Harlem Duet explores the connections between race, jealousy, history, and the complications of love. It is a non-chronological prelude to Shakespeare’s Othello through the eyes of Billie, Othello’s first wife, as she experiences the misery of being left behind, after Othello leaves her for a new, whiter lifestyle. Written by accomplished playwright Djanet Sears and directed by born-and-raised Montreal director Mike Payette, this dynamically powerful drama explores the role that race can play between lovers, and whether love is ever sufficient. It ventures beyond the personal realm, into the political, in an interplay between love, race, and the fight for equal justice for Black Americans.

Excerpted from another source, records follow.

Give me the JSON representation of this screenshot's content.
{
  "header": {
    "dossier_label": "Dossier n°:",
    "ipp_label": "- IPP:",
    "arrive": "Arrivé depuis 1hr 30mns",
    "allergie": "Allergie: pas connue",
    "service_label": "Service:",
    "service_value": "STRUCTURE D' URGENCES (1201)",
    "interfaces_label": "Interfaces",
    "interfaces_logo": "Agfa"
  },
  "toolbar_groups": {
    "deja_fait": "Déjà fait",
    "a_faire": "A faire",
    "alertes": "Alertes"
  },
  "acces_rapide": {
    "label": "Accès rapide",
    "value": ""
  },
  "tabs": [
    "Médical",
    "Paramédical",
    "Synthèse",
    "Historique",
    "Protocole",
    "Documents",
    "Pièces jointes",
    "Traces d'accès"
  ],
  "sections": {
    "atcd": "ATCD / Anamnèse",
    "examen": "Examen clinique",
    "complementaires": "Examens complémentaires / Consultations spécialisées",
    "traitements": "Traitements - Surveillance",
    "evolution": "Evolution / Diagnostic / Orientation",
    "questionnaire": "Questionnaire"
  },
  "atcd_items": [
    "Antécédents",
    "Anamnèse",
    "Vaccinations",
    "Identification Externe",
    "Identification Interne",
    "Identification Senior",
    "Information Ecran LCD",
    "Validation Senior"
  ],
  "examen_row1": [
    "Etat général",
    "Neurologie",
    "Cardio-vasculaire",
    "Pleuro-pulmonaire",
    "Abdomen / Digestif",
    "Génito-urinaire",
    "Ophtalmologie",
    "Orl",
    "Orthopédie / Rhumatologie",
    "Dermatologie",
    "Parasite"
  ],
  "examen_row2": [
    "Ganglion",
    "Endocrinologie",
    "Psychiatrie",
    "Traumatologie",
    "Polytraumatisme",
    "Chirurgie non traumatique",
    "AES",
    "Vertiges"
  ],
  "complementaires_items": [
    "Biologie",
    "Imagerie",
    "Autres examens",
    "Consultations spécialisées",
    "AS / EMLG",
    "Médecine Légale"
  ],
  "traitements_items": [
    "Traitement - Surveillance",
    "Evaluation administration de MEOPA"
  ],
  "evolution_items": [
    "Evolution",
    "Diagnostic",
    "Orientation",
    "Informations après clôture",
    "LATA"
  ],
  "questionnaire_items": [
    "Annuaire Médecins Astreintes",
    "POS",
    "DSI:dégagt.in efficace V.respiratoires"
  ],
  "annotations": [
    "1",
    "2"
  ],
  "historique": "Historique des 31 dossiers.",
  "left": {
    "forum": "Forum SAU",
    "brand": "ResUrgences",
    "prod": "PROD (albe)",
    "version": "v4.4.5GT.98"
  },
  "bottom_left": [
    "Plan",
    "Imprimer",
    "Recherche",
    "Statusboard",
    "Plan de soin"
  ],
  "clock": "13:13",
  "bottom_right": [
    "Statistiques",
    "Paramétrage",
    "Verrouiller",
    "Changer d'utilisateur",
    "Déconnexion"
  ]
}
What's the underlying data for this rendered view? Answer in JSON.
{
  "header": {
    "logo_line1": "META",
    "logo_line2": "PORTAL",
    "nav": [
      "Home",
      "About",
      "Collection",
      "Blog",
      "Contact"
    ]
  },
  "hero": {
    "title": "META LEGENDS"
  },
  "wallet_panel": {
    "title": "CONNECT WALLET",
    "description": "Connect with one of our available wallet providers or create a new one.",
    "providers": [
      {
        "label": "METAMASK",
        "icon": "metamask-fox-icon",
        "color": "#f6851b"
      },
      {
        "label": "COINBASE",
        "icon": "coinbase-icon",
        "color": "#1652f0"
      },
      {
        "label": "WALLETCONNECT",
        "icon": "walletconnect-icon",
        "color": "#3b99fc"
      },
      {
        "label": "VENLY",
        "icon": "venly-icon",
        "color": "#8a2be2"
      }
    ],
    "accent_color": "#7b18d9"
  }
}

Although a prequel to Othello, Harlem Duet is not set in Shakespearean England, but in three different time periods: in the 1860s, in pre-Emancipation Proclamation America, in 1928, during the Harlem Renaissance, and in contemporary America, at the corner of Malcolm X and Martin Luther King Boulevard. in New York City. Jeremiah Sparks, who portrayed Canada (a character in the play), said, “It is a beautifully written dark story filled with pain, and wrapped up in love.”
The talent of the carefully selected top-notch cast seems infinite: Lucinda Davis is an explosive Billie as she experiences the emotional torments that Othello, co-star Dave LaPommeray, brings upon her. Joined by Jeremiah Sparks, Neema Bickersteth, and Liana Montoro, this all-black cast is perfectly paired with the skills of director Mike Payette to produce a sensory theatre experience.
After undertaking the tremendous task of analyzing Othello, Sears conjectured that Othello must have had a wife before the young Desdemona, someone who shared his historical and cultural background. The focus here lies entirely on her (and not on Mona – the modern day Desdemona), as she struggles to heal after being left by her common wealth husband of nine years. Due to the three time periods, there are multiple angles in which Othello and Billie are portrayed, which craftily integrate themes of identity within the black community, personal racial identity, and the role these forces play in their relationship.
In an interview with The Daily, Neema Bickersteth, who plays Magi, the landlady and the comedic undercurrent to the play; and Liana Montoro, who plays empowered and loyal sister-in-law Amah, said that it simply was not a question when asked to audition for the play. “Janet Sears is a goddess, and Harlem Duet is a revolutionary piece of work. It was a great opportunity to bring it back and so I jumped on the opportunity,” Bickersteth said.
Harlem Duet was originally produced at Toronto’s Nightwood Theatre in 1977. After rave reviews, the play won the Governor General’s Choice award, four 1998 Dora Awards, and was shown again at the Canadian Stage the following year.
“It is a revolutionary thing that explores problems that we all deal with. It is a love story, but more, not only that,” Montoro said.
The play explores a struggle that is universal and relatable to all. “All the characters are trying to attain something that is missing in their lives,” Bickersteth explained. “When you think you’ve found something, something else sneaks up.”
I am sure that students and youth can relate to this as we wade the academic oceans to find our passions and figure out what exactly we are doing with our lives. This universal struggle nags at the essence of ourselves, desperately trying to convince us that there is something more, that we haven’t just quite finished yet.
“It will leave you beautifully perplexed,” Sparks said. “It is a play that will leave you with many questions, questions on life, and is something that you need to see and feel.” Upon leaving the theatre, I felt the magnitude of his words as the lighting, heart-wrenching scenes, powerful script, and talent completely captured and gnawed at my mind. I remember hearing the hauntingly beautiful sound of their voices, both in conversation and song, and the echoing sound of famous speeches, including Martin Luther King Jr.’s “I Have a Dream.”
Harlem Duet runs from October 24 to Nov 11 at the Segal Centre for Performing Arts, 5170 Cote Ste. Catherine.